Copy every entry exactly.

[[ Data excerpts open ]]

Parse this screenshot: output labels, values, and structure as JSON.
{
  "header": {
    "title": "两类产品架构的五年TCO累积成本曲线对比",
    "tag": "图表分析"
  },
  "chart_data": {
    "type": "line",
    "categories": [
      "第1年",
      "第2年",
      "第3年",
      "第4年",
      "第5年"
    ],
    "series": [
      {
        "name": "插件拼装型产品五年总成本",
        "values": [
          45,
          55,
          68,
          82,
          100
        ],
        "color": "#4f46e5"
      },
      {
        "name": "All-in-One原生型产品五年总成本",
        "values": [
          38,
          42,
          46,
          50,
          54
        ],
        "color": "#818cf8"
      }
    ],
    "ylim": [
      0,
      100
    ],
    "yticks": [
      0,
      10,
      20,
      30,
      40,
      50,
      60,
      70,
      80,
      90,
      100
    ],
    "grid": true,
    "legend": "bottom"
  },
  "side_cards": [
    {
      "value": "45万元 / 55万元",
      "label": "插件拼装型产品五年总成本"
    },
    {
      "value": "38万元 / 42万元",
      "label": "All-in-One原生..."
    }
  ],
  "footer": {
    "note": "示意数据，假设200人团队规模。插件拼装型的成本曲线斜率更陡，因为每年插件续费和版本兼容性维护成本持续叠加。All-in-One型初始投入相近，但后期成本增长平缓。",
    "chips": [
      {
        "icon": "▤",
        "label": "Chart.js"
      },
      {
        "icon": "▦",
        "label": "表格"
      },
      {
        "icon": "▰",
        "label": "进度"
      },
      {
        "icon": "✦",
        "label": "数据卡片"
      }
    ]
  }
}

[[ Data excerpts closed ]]

*Answer to the problem*:
Parse this screenshot: output labels, values, and structure as JSON.
{
  "header": {
    "title": "两类产品架构的五年TCO累积成本曲线对比",
    "tag": "图表分析"
  },
  "chart_data": {
    "type": "line",
    "categories": [
      "第1年",
      "第2年",
      "第3年",
      "第4年",
      "第5年"
    ],
    "series": [
      {
        "name": "插件拼装型产品五年总成本",
        "values": [
          45,
          55,
          68,
          82,
          100
        ],
        "color": "#4f46e5"
      },
      {
        "name": "All-in-One原生型产品五年总成本",
        "values": [
          38,
          42,
          46,
          50,
          54
        ],
        "color": "#818cf8"
      }
    ],
    "ylim": [
      0,
      100
    ],
    "yticks": [
      0,
      10,
      20,
      30,
      40,
      50,
      60,
      70,
      80,
      90,
      100
    ],
    "grid": true,
    "legend": "bottom"
  },
  "side_cards": [
    {
      "value": "45万元 / 55万元",
      "label": "插件拼装型产品五年总成本"
    },
    {
      "value": "38万元 / 42万元",
      "label": "All-in-One原生..."
    }
  ],
  "footer": {
    "note": "示意数据，假设200人团队规模。插件拼装型的成本曲线斜率更陡，因为每年插件续费和版本兼容性维护成本持续叠加。All-in-One型初始投入相近，但后期成本增长平缓。",
    "chips": [
      {
        "icon": "▤",
        "label": "Chart.js"
      },
      {
        "icon": "▦",
        "label": "表格"
      },
      {
        "icon": "▰",
        "label": "进度"
      },
      {
        "icon": "✦",
        "label": "数据卡片"
      }
    ]
  }
}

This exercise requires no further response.